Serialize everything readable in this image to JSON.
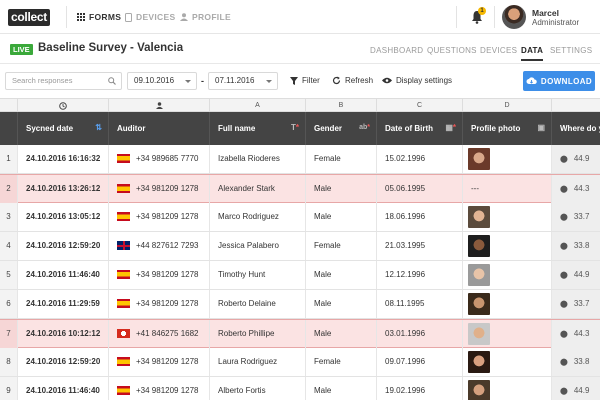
{
  "app": {
    "logo": "collect"
  },
  "nav": {
    "forms": "FORMS",
    "devices": "DEVICES",
    "profile": "PROFILE"
  },
  "notifications": {
    "count": "1"
  },
  "user": {
    "name": "Marcel",
    "role": "Administrator"
  },
  "survey": {
    "status": "LIVE",
    "title": "Baseline Survey - Valencia"
  },
  "tabs": [
    "DASHBOARD",
    "QUESTIONS",
    "DEVICES",
    "DATA",
    "SETTINGS"
  ],
  "active_tab": "DATA",
  "toolbar": {
    "search_placeholder": "Search responses",
    "date_from": "09.10.2016",
    "date_sep": "-",
    "date_to": "07.11.2016",
    "filter": "Filter",
    "refresh": "Refresh",
    "display": "Display settings",
    "download": "DOWNLOAD"
  },
  "columns": {
    "letters": [
      "A",
      "B",
      "C",
      "D"
    ],
    "headers": {
      "synced": "Sycned date",
      "auditor": "Auditor",
      "name": "Full name",
      "gender": "Gender",
      "dob": "Date of Birth",
      "photo": "Profile photo",
      "where": "Where do y"
    }
  },
  "rows": [
    {
      "n": "1",
      "synced": "24.10.2016 16:16:32",
      "flag": "es",
      "phone": "+34 989685 7770",
      "name": "Izabella Rioderes",
      "gender": "Female",
      "dob": "15.02.1996",
      "photo": "f1",
      "lat": "44.9",
      "hl": false
    },
    {
      "n": "2",
      "synced": "24.10.2016 13:26:12",
      "flag": "es",
      "phone": "+34 981209 1278",
      "name": "Alexander Stark",
      "gender": "Male",
      "dob": "05.06.1995",
      "photo": "---",
      "lat": "44.3",
      "hl": true
    },
    {
      "n": "3",
      "synced": "24.10.2016 13:05:12",
      "flag": "es",
      "phone": "+34 981209 1278",
      "name": "Marco Rodriguez",
      "gender": "Male",
      "dob": "18.06.1996",
      "photo": "m1",
      "lat": "33.7",
      "hl": false
    },
    {
      "n": "4",
      "synced": "24.10.2016 12:59:20",
      "flag": "uk",
      "phone": "+44 827612 7293",
      "name": "Jessica Palabero",
      "gender": "Female",
      "dob": "21.03.1995",
      "photo": "f2",
      "lat": "33.8",
      "hl": false
    },
    {
      "n": "5",
      "synced": "24.10.2016 11:46:40",
      "flag": "es",
      "phone": "+34 981209 1278",
      "name": "Timothy Hunt",
      "gender": "Male",
      "dob": "12.12.1996",
      "photo": "m2",
      "lat": "44.9",
      "hl": false
    },
    {
      "n": "6",
      "synced": "24.10.2016 11:29:59",
      "flag": "es",
      "phone": "+34 981209 1278",
      "name": "Roberto Delaine",
      "gender": "Male",
      "dob": "08.11.1995",
      "photo": "m3",
      "lat": "33.7",
      "hl": false
    },
    {
      "n": "7",
      "synced": "24.10.2016 10:12:12",
      "flag": "ch",
      "phone": "+41 846275 1682",
      "name": "Roberto Phillipe",
      "gender": "Male",
      "dob": "03.01.1996",
      "photo": "m4",
      "lat": "44.3",
      "hl": true
    },
    {
      "n": "8",
      "synced": "24.10.2016 12:59:20",
      "flag": "es",
      "phone": "+34 981209 1278",
      "name": "Laura Rodriguez",
      "gender": "Female",
      "dob": "09.07.1996",
      "photo": "f3",
      "lat": "33.8",
      "hl": false
    },
    {
      "n": "9",
      "synced": "24.10.2016 11:46:40",
      "flag": "es",
      "phone": "+34 981209 1278",
      "name": "Alberto Fortis",
      "gender": "Male",
      "dob": "19.02.1996",
      "photo": "m5",
      "lat": "44.9",
      "hl": false
    }
  ],
  "colors": {
    "accent": "#3d8ee8",
    "live": "#3aa83a",
    "highlight": "#fbe3e3",
    "header": "#444444"
  }
}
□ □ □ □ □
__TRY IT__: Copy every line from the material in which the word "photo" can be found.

__WRITTEN SOLUTION__:
      "photo": "Profile photo",
      "photo": "f1",
      "photo": "---",
      "photo": "m1",
      "photo": "f2",
      "photo": "m2",
      "photo": "m3",
      "photo": "m4",
      "photo": "f3",
      "photo": "m5",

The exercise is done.